Skip to main content

Developing Decentralized Applications with Blockchain

Primary Investigators:
Douglas C. Schmidt
 
Brief Description of Project:
Advances in Artificial Intelligence and the Internet of Things during the past decade have lead to a resurgence in the interest in distributed and dispersed computing, especially in social and community applications. One consequence of this resurgence is the increased focus on decentralized ledger technology (referred to as blockchains) and its cryptocurrency applications (such as Bitcoin) due to key properties, such as decentralization, disintermediation of trust, and immutability. These properties make blockchains suitable for decentralized apps (DApps) that require trustless exchange, consistent and incorruptible transaction records, as well as operational use cases beyond cryptocurrencies. For example, blockchains have the potential to revolutionize the smart grid due to its ability to provide an efficient and distributed mechanism for clearing of energy transactions in electrical power distribution systems.
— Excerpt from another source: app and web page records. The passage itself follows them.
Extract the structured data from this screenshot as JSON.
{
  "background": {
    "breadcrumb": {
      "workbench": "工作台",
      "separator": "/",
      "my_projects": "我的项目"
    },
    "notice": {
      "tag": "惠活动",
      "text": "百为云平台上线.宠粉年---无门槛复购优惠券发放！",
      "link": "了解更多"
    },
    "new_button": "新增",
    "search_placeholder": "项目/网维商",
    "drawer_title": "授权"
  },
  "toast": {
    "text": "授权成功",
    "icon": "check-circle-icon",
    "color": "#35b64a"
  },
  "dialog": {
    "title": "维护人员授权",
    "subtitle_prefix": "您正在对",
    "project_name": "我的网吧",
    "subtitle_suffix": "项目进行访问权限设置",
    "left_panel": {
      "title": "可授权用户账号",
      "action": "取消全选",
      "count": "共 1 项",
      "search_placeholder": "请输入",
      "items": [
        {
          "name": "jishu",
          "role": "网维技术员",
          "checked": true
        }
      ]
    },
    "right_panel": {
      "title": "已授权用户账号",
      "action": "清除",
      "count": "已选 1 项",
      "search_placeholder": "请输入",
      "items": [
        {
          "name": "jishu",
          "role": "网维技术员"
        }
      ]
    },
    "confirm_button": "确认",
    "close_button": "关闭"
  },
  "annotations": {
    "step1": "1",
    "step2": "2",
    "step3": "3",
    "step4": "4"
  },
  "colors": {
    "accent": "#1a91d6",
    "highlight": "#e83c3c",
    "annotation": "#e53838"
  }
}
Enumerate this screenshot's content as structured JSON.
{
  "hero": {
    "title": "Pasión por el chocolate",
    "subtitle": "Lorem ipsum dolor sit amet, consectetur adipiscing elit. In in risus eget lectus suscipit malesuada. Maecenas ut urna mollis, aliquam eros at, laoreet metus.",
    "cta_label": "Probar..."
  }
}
Similarly, blockchains provide key abilities needed to address data interoperability and access control challenges while delivering patient data securely to healthcare organizations and devices. This project will involve developing DApps using blockchain technologies to gain insights and experience into this new approach to distributed computing.

Desired Qualifications:
Strong programming abilities in Java and/or C++ is required. The student should have taken courses equivalent to CS 3251 (Intermediate Software design) and CS 4283 (Computer Networking). Ability to work in a team environment.
 
Nature of Supervision:
The student will work with the faculty mentor and the blockchain team on the project. They will participate in the weekly meetings.
 
A Brief Research Plan (period is for 10 weeks):
Weeks 1-2: Student will learn about the blockchain technologies in general and blockchain platforms such as Ethereum and go through the existing DApps and samples.
Weeks 3-5- Student will complete an initial implementation of a DApp, which will be decided based on the interest of the student and discussion with the faculty mentor. Possible applications include a transactive energy DApp or a medical DApp.
Weeks 4-8- Student will finalize the application implementation and encode the DApp using the appropriate blockchain platform (e.g., Ethereum).
Week 9-10- Student will finalize their demonstrations and write up a report of their results. 

Number of Open Slots: 2
 
Contact Information:
Name: Douglas C. Schmidt
Title: Cornelius Vanderbilt Professor of Computer Science and Engineering
Department: EECS
Campus Address: 1025 16th Ave South
Mailing Address: 1025 16th Ave South
Nashville, Tennessee 37203
United States
Email: d.schmidt@vanderbilt.edu
Phone: (615) 294-9573